“The efficiencies of the desktop and exterior appraisals, as well as e-disclosures  were other added benefits which allowed our production to continue to flourish,” Currie says. “But I tell you, the one benefit that I truly did not anticipate was Zoom. We are a company that really prides ourselves on meeting with the seniors at their kitchen tables, so we collectively raised our eyebrows when we realized that we couldn’t continue face-to-face meetings in-person.”

Enter Zoom, the now-widespread video conferencing service that has exploded in popularity as more businesses have begun shifting to remote work. The ubiquity of Zoom combined with the accelerated pace of required change caused a higher level of adaptation to current circumstances very quickly, Currie says.

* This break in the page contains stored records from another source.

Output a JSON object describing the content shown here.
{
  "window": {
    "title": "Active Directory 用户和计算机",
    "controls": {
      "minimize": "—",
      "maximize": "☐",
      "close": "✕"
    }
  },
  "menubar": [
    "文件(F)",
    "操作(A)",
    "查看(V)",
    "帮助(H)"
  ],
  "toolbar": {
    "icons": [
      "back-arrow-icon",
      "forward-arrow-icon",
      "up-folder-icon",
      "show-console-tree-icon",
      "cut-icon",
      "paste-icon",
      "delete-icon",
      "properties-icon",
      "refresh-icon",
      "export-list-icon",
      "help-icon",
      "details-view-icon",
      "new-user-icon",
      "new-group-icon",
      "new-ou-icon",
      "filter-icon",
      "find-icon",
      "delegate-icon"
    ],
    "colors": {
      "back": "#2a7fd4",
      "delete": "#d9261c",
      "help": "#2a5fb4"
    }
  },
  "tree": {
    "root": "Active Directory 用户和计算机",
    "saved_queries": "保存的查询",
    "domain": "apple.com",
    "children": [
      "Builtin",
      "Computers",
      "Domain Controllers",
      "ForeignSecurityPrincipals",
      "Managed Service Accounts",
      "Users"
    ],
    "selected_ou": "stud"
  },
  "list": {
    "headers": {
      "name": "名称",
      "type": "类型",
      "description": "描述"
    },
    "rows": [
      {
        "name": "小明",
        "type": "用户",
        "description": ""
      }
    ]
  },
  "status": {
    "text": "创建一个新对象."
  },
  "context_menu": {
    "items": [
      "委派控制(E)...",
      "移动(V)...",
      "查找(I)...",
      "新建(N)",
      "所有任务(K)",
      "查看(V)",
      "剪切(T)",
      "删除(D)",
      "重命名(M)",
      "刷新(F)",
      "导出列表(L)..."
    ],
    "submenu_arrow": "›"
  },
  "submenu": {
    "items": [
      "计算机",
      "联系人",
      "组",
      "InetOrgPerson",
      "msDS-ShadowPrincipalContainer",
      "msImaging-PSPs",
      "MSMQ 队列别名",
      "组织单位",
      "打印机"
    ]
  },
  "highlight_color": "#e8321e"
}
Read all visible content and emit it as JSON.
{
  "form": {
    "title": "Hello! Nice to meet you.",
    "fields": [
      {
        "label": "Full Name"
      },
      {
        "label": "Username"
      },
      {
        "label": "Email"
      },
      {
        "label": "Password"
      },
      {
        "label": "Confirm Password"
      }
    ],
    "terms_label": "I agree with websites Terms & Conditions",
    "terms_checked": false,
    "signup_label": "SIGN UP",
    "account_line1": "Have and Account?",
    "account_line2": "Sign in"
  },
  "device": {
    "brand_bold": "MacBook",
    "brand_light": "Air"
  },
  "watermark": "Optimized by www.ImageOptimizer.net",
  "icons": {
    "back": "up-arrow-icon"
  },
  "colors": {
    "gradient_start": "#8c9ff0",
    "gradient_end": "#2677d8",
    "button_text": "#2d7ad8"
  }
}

“People might normally take a year to change their ways, but we were forced as an industry to change our ways in a month,” Currie says. “With technology like Zoom, we’re able to have that kitchen table interview with anyone, anywhere. You’re no longer bound by the geography of going out to somebody’s home, as long as they have a computer and a camera. You are still able to meet with them face-to-face.”

Working from home in the right job

Remote work is not a wholly new concept for HighTech, Currie says, since the company has always had at least some of its employees working from home. The increased prevalence of work-from-home as a practice did lead to a more focused application of the concept, he explains.

“We’ve always had remote workers, particularly underwriters,” he says. “When they became difficult to find, we did hire people that worked from their homes. But now, I feel that we have a far higher confidence level in not just underwriters, but funders and really the entire operations staff. They can efficiently work from home.”

The fact that the efficiency among staff working from home has remained so high across different levels of the employee base can likely lead some leaders, including himself, to naturally think about what the future will be for the big and expensive office spaces currently being maintained, he says.

“Once our leases come up, we may ask if we really need these massive offices,” he says. “For our experience, we’ve found that you can be just as efficient working from home as working in an 11,000 square foot office. However, being a bit old fashioned, I enjoy the camaraderie, family environment and ability to readily share ideas and smiles. For the time being, we will keep the office.”